Interface dataset entries

##############################

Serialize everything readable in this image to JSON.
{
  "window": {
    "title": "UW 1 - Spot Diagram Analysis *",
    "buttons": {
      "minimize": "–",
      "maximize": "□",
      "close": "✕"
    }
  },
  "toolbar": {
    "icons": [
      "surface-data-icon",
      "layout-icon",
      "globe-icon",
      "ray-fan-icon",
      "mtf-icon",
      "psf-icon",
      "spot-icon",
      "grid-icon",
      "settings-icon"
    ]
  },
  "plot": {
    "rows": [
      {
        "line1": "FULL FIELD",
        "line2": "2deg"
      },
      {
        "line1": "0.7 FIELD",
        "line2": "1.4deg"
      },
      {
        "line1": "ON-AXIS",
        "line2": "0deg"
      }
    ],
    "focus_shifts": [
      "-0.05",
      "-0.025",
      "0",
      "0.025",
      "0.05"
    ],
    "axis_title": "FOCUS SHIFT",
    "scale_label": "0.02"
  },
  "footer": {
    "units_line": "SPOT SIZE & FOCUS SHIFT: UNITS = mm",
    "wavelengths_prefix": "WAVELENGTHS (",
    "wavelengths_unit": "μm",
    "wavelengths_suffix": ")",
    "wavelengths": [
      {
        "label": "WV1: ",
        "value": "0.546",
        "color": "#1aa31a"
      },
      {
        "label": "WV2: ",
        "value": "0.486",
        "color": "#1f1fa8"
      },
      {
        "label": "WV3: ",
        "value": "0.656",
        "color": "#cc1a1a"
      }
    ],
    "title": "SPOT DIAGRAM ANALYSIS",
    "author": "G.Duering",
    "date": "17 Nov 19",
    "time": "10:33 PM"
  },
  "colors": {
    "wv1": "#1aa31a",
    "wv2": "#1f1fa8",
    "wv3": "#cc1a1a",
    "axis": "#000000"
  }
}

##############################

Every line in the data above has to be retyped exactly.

Serialize everything readable in this image to JSON.
{
  "window": {
    "title": "UW 1 - Spot Diagram Analysis *",
    "buttons": {
      "minimize": "–",
      "maximize": "□",
      "close": "✕"
    }
  },
  "toolbar": {
    "icons": [
      "surface-data-icon",
      "layout-icon",
      "globe-icon",
      "ray-fan-icon",
      "mtf-icon",
      "psf-icon",
      "spot-icon",
      "grid-icon",
      "settings-icon"
    ]
  },
  "plot": {
    "rows": [
      {
        "line1": "FULL FIELD",
        "line2": "2deg"
      },
      {
        "line1": "0.7 FIELD",
        "line2": "1.4deg"
      },
      {
        "line1": "ON-AXIS",
        "line2": "0deg"
      }
    ],
    "focus_shifts": [
      "-0.05",
      "-0.025",
      "0",
      "0.025",
      "0.05"
    ],
    "axis_title": "FOCUS SHIFT",
    "scale_label": "0.02"
  },
  "footer": {
    "units_line": "SPOT SIZE & FOCUS SHIFT: UNITS = mm",
    "wavelengths_prefix": "WAVELENGTHS (",
    "wavelengths_unit": "μm",
    "wavelengths_suffix": ")",
    "wavelengths": [
      {
        "label": "WV1: ",
        "value": "0.546",
        "color": "#1aa31a"
      },
      {
        "label": "WV2: ",
        "value": "0.486",
        "color": "#1f1fa8"
      },
      {
        "label": "WV3: ",
        "value": "0.656",
        "color": "#cc1a1a"
      }
    ],
    "title": "SPOT DIAGRAM ANALYSIS",
    "author": "G.Duering",
    "date": "17 Nov 19",
    "time": "10:33 PM"
  },
  "colors": {
    "wv1": "#1aa31a",
    "wv2": "#1f1fa8",
    "wv3": "#cc1a1a",
    "axis": "#000000"
  }
}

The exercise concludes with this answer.